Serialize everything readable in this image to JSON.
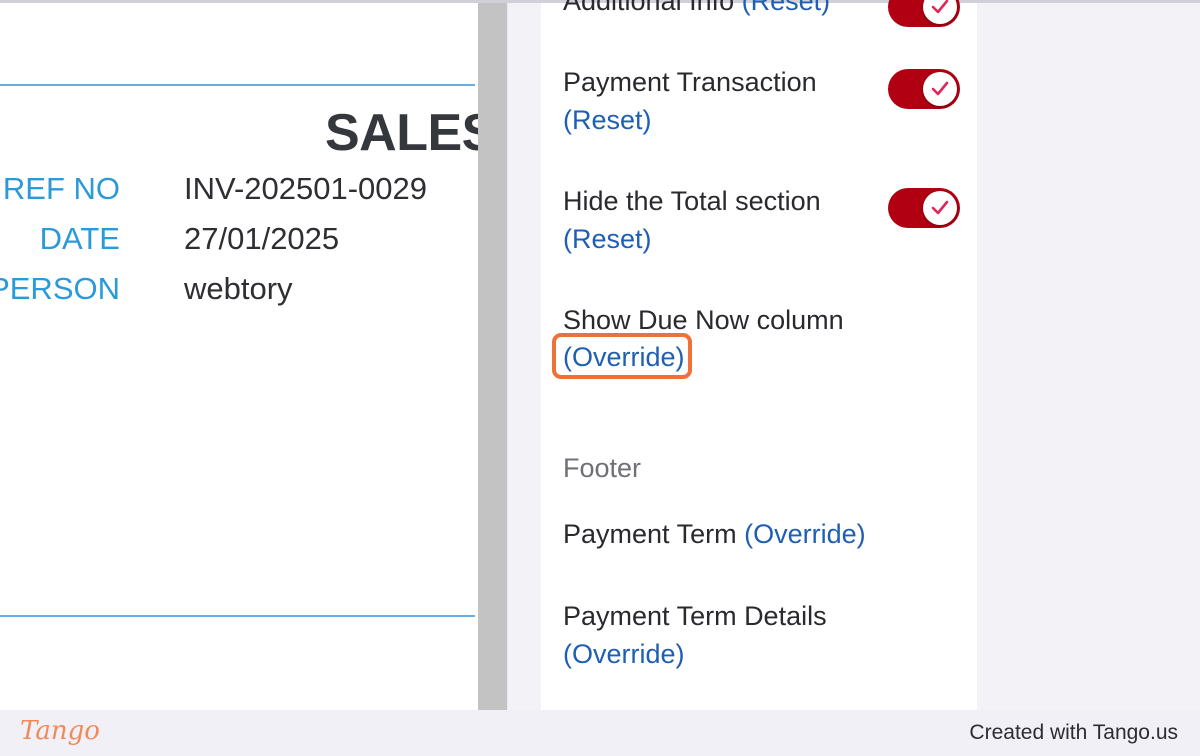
{
  "invoice": {
    "title": "SALES",
    "fields": [
      {
        "label": "REF NO",
        "value": "INV-202501-0029"
      },
      {
        "label": "DATE",
        "value": "27/01/2025"
      },
      {
        "label": "PERSON",
        "value": "webtory"
      }
    ]
  },
  "settings": {
    "items": [
      {
        "label": "Additional Info",
        "action": "(Reset)",
        "toggle": "on"
      },
      {
        "label": "Payment Transaction",
        "action": "(Reset)",
        "toggle": "on"
      },
      {
        "label": "Hide the Total section",
        "action": "(Reset)",
        "toggle": "on"
      },
      {
        "label": "Show Due Now column",
        "action": "(Override)"
      }
    ],
    "footer_section": {
      "heading": "Footer",
      "items": [
        {
          "label": "Payment Term",
          "action": "(Override)"
        },
        {
          "label": "Payment Term Details",
          "action": "(Override)"
        }
      ]
    }
  },
  "colors": {
    "toggle_on": "#b10012",
    "check": "#e0265a",
    "link": "#1f5fb3",
    "highlight": "#f0703a",
    "invoice_label": "#2b9ad9"
  },
  "footer": {
    "logo": "Tango",
    "credit": "Created with Tango.us"
  }
}
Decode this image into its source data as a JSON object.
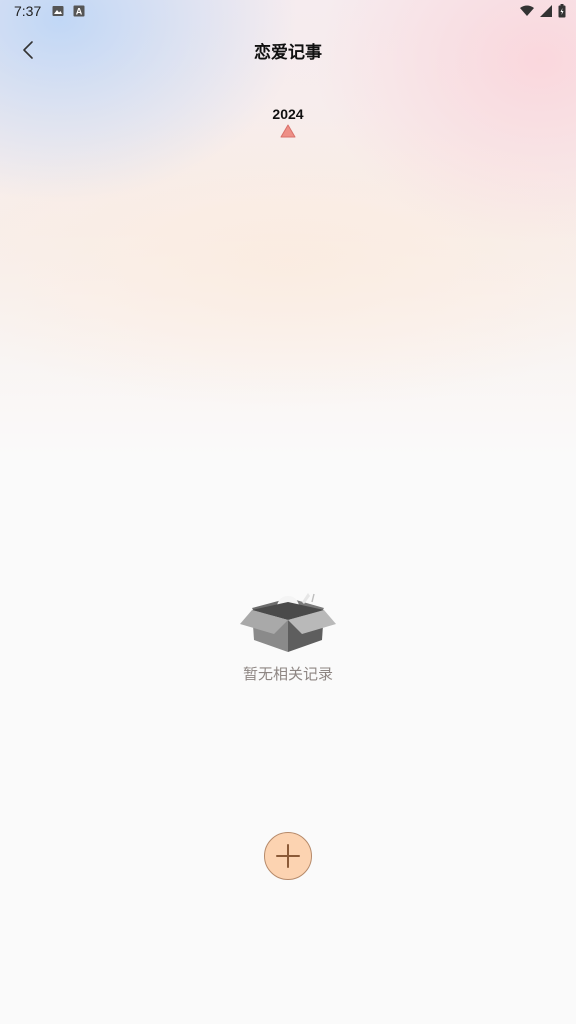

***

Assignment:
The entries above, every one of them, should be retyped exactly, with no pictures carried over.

Response to the task:
Serialize everything readable in this image to JSON.
{
  "invoice": {
    "title": "SALES",
    "fields": [
      {
        "label": "REF NO",
        "value": "INV-202501-0029"
      },
      {
        "label": "DATE",
        "value": "27/01/2025"
      },
      {
        "label": "PERSON",
        "value": "webtory"
      }
    ]
  },
  "settings": {
    "items": [
      {
        "label": "Additional Info",
        "action": "(Reset)",
        "toggle": "on"
      },
      {
        "label": "Payment Transaction",
        "action": "(Reset)",
        "toggle": "on"
      },
      {
        "label": "Hide the Total section",
        "action": "(Reset)",
        "toggle": "on"
      },
      {
        "label": "Show Due Now column",
        "action": "(Override)"
      }
    ],
    "footer_section": {
      "heading": "Footer",
      "items": [
        {
          "label": "Payment Term",
          "action": "(Override)"
        },
        {
          "label": "Payment Term Details",
          "action": "(Override)"
        }
      ]
    }
  },
  "colors": {
    "toggle_on": "#b10012",
    "check": "#e0265a",
    "link": "#1f5fb3",
    "highlight": "#f0703a",
    "invoice_label": "#2b9ad9"
  },
  "footer": {
    "logo": "Tango",
    "credit": "Created with Tango.us"
  }
}
Decode this image into its source data as a JSON object.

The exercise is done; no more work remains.